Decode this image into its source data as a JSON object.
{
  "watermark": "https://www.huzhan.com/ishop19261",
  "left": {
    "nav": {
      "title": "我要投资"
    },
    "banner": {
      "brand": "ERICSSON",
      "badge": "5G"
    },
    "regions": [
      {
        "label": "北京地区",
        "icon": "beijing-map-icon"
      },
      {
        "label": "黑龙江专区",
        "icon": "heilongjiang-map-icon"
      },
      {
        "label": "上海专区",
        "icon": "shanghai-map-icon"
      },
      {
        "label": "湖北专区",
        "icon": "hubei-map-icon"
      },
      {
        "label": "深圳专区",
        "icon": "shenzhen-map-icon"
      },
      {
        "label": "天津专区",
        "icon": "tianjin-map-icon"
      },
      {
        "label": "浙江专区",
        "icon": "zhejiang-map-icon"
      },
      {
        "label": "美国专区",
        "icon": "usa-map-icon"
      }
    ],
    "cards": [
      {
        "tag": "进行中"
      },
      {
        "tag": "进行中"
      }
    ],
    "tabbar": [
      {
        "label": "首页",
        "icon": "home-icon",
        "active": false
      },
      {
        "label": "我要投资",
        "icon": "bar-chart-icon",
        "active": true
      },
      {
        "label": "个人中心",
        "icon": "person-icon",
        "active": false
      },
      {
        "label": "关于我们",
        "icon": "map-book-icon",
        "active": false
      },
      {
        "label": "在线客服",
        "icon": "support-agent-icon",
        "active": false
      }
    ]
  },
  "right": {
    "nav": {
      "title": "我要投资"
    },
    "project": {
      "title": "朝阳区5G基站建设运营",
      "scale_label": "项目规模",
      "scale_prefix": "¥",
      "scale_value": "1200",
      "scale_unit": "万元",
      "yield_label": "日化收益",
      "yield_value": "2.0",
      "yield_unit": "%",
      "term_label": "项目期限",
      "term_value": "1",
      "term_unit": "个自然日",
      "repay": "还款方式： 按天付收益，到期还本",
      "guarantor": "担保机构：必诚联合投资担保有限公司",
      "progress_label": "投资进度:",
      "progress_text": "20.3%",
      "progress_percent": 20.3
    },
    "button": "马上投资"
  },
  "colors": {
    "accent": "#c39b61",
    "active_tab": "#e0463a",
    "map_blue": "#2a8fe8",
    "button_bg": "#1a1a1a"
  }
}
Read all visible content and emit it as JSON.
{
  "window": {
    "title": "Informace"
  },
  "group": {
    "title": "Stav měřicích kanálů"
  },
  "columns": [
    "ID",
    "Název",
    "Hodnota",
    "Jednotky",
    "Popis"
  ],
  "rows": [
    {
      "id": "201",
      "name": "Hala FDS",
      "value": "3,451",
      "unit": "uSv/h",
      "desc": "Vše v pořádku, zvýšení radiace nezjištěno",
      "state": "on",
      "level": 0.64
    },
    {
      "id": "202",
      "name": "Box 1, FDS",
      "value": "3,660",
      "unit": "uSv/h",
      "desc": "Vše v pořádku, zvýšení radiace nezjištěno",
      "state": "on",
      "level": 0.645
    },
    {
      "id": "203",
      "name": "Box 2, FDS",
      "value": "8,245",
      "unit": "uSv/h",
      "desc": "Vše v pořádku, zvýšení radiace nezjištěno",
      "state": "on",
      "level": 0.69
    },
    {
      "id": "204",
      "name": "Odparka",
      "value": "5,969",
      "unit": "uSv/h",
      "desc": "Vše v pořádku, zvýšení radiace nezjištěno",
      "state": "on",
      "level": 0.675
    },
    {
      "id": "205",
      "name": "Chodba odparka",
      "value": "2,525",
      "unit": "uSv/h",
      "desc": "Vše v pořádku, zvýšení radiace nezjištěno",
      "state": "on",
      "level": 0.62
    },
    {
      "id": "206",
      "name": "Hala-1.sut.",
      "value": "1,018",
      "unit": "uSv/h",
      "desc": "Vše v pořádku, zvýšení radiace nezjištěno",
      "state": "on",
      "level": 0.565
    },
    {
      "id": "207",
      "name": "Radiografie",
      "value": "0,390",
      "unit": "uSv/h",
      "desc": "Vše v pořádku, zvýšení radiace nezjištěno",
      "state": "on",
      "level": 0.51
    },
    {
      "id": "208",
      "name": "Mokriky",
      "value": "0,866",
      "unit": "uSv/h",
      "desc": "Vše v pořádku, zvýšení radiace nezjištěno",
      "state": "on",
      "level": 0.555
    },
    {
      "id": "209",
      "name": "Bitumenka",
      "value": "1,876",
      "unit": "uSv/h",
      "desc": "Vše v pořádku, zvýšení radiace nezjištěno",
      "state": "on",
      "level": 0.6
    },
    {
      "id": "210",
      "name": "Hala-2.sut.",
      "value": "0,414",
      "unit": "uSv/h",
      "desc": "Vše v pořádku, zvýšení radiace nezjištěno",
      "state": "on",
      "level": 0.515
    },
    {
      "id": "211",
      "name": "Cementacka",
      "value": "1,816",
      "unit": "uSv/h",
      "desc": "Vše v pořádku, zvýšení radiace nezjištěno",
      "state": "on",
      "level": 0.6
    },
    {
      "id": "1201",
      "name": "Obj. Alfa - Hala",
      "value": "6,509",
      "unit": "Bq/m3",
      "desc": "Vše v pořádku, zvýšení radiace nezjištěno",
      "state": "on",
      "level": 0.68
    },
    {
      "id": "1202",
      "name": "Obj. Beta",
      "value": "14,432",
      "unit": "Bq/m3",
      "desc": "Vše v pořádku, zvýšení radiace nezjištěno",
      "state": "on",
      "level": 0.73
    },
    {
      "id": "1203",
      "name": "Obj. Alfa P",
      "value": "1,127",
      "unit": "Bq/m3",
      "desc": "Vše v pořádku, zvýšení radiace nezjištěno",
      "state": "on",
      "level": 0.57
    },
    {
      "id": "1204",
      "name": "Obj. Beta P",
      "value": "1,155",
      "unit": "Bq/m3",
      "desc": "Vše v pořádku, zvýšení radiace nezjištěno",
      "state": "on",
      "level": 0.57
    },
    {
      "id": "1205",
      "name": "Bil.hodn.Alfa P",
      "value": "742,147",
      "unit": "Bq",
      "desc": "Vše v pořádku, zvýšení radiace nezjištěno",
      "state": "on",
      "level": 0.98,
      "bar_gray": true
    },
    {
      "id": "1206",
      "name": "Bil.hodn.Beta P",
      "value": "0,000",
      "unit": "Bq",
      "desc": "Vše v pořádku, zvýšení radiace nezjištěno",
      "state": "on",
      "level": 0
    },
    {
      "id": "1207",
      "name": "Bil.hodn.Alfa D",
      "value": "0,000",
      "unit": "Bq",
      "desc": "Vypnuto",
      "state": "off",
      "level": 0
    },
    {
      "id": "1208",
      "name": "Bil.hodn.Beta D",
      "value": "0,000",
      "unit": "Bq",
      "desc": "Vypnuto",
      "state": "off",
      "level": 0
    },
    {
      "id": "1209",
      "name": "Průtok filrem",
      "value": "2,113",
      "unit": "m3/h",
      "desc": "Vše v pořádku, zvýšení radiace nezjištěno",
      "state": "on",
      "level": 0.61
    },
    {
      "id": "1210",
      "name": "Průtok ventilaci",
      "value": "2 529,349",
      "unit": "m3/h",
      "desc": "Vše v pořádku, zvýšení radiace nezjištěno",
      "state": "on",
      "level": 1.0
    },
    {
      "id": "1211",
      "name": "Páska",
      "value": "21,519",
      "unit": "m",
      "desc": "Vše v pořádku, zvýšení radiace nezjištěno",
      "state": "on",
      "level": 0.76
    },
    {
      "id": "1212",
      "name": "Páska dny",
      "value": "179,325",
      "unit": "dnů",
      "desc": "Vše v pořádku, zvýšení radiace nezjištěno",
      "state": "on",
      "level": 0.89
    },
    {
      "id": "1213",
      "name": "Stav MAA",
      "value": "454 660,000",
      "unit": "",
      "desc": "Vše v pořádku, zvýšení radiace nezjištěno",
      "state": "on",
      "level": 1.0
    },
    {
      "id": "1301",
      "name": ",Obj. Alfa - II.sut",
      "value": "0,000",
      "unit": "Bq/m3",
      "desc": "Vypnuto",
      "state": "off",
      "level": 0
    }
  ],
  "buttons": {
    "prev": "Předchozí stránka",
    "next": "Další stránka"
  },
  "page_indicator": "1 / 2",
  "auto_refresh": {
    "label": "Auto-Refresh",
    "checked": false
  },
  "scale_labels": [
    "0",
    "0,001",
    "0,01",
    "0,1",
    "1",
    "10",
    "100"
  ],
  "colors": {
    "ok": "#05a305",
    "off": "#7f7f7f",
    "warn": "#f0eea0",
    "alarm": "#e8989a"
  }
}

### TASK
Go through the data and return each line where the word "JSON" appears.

### TASK RESPONSE
Decode this image into its source data as a JSON object.
Read all visible content and emit it as JSON.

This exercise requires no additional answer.